When leaders attempt to “develop” their subordinates, the process tends to be very hands-off and demoralizing. They often start by observing who their most ambitious and politically inclined employees are. Next they let those people duke it out in order to see who can earn a place of power and prestige. All too often, growing professionally seems like something only a small percentage of the entire organization is even capable of. And even those select individuals must self-identify and maneuver themselves into their new roles.
So, what is wrong with this scenario?
In such a scenario, all leadership can do is observe and, when the time is right, give out promotions. The message is clear: only the minimum will be required of most employees and those who know how to work the system will get ahead. Is it any wonder why so many leaders complain about being overly busy due to a chronic shortage of truly capable people to whom they can delegate important tasks?
Here’s the solution: don’t wait for talent to emerge. Develop it.
But this strategy isn’t easy, and it may require your beliefs to change. For example, it requires a belief that everyone has potential they are not fully actualizing and that they themselves may not even be aware of.
A turning point in my own life was the result of people seeing more in me than I saw in myself. When I was 16 years old my father, who noticed that I loved tinkering with electronics and taking things apart, informed me that I would be working for a man named Bill Paberzs who owned a service station near our house. Bill recognized both my aptitude for mechanical things and saw my potential despite the fact that I was almost completely ignorant of automotive diagnostics and repair. For years he invested time and resources into my development.
Bill was literally a hands-on teacher; he would put his hands on mine to show me how to correctly use a torque wrench.
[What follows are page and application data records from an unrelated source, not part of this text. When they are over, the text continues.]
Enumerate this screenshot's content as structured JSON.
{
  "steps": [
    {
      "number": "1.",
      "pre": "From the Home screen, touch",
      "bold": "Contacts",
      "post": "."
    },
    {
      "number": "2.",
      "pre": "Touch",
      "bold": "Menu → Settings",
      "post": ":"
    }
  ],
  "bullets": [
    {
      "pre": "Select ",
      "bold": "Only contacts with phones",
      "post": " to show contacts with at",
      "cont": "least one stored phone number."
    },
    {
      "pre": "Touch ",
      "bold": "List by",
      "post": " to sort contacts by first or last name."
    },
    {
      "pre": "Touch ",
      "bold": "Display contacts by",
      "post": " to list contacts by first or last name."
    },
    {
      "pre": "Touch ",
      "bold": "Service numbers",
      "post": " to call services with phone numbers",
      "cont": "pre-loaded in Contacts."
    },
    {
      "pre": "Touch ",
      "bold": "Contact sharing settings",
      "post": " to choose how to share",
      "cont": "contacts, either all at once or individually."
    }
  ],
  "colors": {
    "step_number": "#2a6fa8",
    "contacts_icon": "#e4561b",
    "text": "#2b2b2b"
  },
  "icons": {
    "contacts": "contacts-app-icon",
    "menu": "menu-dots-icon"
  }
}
With great intentionality, just the right amount of instruction, encouragement, and constructive criticism, he helped me transform myself from someone who could barely do an oil change to a competent mechanic who could completely rebuild an engine. From Bill I learned far more than just technical knowledge, I also learned about self-confidence, discipline, quality, and craftsmanship.
But developing people requires more than simply recognizing potential. It also requires having faith in someone else and taking a risk on them. At first, I made innumerable mistakes and experienced failure on almost a daily basis. Developing me into a real mechanic cost Bill money. (Especially the time that I accidentally drove his Jeep through a glass garage door…) But it was all a price that Bill was willing to pay so that in the future I could add real value to his operation and keep it running when he wasn’t around. He knew that there was no guarantee that I would stay. I could have gone to other places. But I felt loyal to the man who had believed in me, and I worked hard as a result.
The time is right for rethinking how we go about developing internal talent because people’s attitudes towards work are changing—younger generations especially. Employees are hungry for more than a paycheck, and they are tired of office politics. If we are going to spend 1/3 of our life in an office, they say, please let it count for something. They want to contribute in a meaningful way. They want to develop and to experience growth in their professional lives. They want to be invested in and have someone take an interest in them. In return they will be engaged employees seeking ways to add value, rather than to extract it.
It’s up to us, as leaders, to spot those who are far from reaching their potential and encouraging them to take the first step towards their own development. We need to stop complaining about not being able to find the right people and spend money investing in the employees we have. We need to stop rewarding people who are good at manipulating others and are climbing a corporate ladder solely for the purpose of boosting their own egos. We need to be hands-on teachers and we need to get intentional about helping people grow. Only by taking risks on individuals and making a sustained effort will we be able to unlock the full potential of human capital that lies dormant in our organizations.